To do: Collect all lines below with the string "ΕΙΣΑΓΓΕΛΕΑ".

(Dataset rows describing interfaces)
Content starts
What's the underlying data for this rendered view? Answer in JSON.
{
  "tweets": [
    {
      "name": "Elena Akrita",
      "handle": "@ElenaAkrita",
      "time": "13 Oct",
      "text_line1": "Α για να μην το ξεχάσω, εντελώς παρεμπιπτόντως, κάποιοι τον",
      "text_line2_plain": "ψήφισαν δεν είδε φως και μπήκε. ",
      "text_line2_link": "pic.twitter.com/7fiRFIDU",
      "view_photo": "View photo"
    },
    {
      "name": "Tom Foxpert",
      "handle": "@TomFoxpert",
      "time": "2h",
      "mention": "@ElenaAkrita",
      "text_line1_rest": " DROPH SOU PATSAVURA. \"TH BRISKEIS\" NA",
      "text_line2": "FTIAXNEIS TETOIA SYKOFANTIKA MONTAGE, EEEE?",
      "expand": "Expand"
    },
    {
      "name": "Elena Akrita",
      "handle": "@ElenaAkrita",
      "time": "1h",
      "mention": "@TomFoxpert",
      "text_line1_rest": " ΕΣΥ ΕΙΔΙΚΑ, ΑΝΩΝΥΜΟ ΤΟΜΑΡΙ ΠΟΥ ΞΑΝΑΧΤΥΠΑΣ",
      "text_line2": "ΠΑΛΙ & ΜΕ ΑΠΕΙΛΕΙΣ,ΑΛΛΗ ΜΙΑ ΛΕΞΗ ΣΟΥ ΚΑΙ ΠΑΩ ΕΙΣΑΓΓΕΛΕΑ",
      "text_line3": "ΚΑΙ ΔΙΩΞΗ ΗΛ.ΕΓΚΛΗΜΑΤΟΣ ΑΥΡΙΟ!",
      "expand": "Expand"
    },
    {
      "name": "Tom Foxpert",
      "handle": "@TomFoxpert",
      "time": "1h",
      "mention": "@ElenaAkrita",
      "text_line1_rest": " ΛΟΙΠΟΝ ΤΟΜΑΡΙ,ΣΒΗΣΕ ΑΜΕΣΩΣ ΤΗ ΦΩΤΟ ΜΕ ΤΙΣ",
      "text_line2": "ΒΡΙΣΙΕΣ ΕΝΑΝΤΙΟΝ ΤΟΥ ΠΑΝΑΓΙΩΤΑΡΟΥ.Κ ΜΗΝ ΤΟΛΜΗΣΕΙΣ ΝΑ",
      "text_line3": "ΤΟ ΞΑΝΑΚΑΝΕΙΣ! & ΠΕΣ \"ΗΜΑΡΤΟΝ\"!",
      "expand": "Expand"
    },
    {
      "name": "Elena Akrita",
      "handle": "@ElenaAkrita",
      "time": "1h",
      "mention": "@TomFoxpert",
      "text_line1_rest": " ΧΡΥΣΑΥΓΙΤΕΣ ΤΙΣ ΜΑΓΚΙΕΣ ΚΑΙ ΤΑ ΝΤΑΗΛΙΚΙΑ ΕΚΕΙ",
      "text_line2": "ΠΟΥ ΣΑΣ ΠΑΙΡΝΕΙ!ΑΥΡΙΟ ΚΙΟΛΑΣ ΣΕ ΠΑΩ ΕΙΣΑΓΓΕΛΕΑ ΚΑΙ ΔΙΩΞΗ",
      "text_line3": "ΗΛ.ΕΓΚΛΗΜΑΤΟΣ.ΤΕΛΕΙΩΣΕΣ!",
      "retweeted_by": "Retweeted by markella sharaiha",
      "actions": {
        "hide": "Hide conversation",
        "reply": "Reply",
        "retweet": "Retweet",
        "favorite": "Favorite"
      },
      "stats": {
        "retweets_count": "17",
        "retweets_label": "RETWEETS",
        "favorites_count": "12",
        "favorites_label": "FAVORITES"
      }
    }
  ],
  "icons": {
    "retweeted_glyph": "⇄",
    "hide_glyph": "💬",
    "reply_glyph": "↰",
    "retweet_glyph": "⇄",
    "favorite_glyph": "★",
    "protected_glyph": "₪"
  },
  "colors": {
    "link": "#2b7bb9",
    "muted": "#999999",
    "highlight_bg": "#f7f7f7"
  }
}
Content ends
Your response:
      "text_line2": "ΠΑΛΙ & ΜΕ ΑΠΕΙΛΕΙΣ,ΑΛΛΗ ΜΙΑ ΛΕΞΗ ΣΟΥ ΚΑΙ ΠΑΩ ΕΙΣΑΓΓΕΛΕΑ",
      "text_line2": "ΠΟΥ ΣΑΣ ΠΑΙΡΝΕΙ!ΑΥΡΙΟ ΚΙΟΛΑΣ ΣΕ ΠΑΩ ΕΙΣΑΓΓΕΛΕΑ ΚΑΙ ΔΙΩΞΗ",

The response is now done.